No I think this is extremely unlikely. From what we can see right now, even if many people got infected with the new virus, most people would have only a mild cold.

Only a tiny proportion of those who caught the virus will die, and actually people do die from normal human flu every year and we don't think that swine flu will be much different.

One of my friends said that if swine flu gets out of hand and infects a lot of people in the UK then flu jabs will be taken to schools and given to children the jabs. Is this true? - Chloe, 13, Banwell

Giving people a vaccine against a virus like flu is the best way to protect them. We hope that in the next few months a vaccine to protect us against swine flu will be made.

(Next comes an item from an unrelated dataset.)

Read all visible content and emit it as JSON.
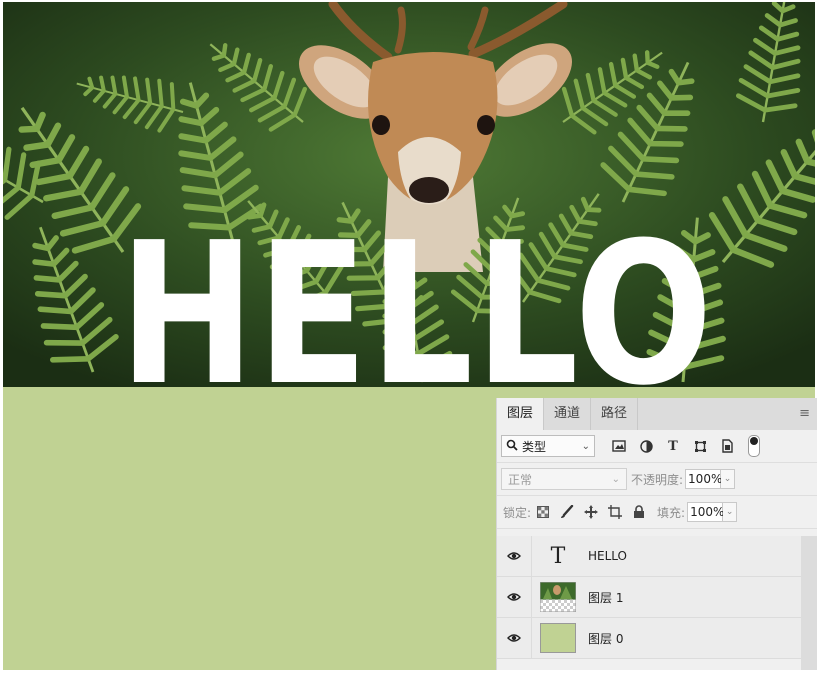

Once that happens people will be asked whether they want the vaccine, and giving it out in schools might be one way to get it to children quickly.

Swine flu is a pandemic on level 5 so does this mean it is this going to kill a lot of people in the UK? - Lauren, 12, Essex

The pandemic alert level 5 means that the World Health Organization think it is quite likely that this virus will spread around the world and affect a lot of different countries.

But most people will only have a mild cold if they catch the virus and only a tiny proportion of them will get more sick that that or even die.

I have been poorly for the last week with what my mum thinks is a bad cold or flu but I'm worried that I may have swine flu - how do I know if I have it or not? - Lorah, 12, Middlesbrough

Right now the only people in the UK that have swine flu are the people that went on holiday to Mexico and caught it there. So it is really unlikely that you actually have swine flu.

We all get colds and flu sometimes, and you have most likely just caught a normal cold virus. But the symptoms you have are not unlike what you might get if you had swine flu, and you will get better in the next few days, I am sure.